One thing I was hoping for was an equivalent of Smalltalk’s become: method, which replaces all references to one object with references to another. This feature would be much easier to add to Objective-C 2.0, since the garbage collector needs to track which objects have references to which others, but it seems not to be present.
Diehard Smalltalk (and Lisp) fans would have been hoping for support for blocks (closures). This is less important in Objective-C than in Smalltalk, since Smalltalk uses them to implement all of its control structures, but it’s still a nice feature. Most of what you need them for can be accomplished with function pointers and trampolines, but it’s not nearly as elegant.
Finally, my own pet hate—C’s sorry excuse for a preprocessor—is still there. I would have preferred that Apple add a real preprocessor and implement features such as properties and for each using that.
Apart from that oversight, the language is in good shape.
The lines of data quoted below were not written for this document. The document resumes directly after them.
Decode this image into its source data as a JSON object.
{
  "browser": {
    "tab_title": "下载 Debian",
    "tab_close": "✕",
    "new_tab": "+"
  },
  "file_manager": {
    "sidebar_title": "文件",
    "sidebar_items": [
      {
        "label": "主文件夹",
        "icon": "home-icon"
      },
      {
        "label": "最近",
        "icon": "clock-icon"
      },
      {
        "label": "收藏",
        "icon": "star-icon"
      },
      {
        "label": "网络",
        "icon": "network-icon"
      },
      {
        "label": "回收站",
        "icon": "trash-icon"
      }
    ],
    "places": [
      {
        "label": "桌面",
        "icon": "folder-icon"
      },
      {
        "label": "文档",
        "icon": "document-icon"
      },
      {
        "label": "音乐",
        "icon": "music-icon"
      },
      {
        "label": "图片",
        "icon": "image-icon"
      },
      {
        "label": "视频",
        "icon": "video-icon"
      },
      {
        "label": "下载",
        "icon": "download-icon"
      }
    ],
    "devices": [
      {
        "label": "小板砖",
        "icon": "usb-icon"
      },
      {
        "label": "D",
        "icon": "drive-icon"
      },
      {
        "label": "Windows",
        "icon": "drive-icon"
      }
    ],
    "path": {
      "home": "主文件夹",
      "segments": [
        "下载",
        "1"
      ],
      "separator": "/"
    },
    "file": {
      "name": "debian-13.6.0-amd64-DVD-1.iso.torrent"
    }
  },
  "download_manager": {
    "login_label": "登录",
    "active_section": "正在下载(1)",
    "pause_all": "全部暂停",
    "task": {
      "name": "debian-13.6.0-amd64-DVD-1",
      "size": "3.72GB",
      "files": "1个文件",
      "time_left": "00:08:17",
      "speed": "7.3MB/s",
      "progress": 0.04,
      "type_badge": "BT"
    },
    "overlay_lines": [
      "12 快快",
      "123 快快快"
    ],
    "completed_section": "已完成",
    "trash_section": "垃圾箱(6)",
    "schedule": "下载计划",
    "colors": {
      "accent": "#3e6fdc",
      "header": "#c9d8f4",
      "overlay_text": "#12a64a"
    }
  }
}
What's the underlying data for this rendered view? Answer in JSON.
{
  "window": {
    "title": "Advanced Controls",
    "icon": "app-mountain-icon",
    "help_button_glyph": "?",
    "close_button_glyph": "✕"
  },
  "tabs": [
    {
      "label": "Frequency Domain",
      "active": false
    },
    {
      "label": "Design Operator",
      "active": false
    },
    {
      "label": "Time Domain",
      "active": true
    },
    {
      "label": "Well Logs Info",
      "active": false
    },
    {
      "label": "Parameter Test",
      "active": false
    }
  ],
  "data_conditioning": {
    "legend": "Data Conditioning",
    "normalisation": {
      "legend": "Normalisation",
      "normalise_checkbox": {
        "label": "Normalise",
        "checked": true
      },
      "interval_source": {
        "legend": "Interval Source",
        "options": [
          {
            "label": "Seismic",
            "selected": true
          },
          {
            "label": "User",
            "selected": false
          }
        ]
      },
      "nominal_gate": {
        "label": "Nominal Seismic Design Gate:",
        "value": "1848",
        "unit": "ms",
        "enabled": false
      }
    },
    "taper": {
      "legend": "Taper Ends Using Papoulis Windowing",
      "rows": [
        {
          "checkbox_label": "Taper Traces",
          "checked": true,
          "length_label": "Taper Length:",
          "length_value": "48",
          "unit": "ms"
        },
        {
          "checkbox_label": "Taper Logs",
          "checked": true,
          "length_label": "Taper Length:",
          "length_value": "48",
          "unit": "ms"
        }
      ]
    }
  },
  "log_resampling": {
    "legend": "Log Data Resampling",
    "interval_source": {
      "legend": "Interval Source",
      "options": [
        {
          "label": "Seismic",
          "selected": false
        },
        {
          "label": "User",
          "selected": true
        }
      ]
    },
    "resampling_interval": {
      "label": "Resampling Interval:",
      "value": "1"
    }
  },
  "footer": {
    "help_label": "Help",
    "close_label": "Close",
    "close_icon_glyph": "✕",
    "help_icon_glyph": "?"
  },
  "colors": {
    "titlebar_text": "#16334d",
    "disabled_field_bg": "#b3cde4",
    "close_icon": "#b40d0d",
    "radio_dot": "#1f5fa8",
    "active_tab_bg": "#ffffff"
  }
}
Most of the new features look useful, without resorting to the kind of keyword overloading and feature creep that made C++ the mess it is today.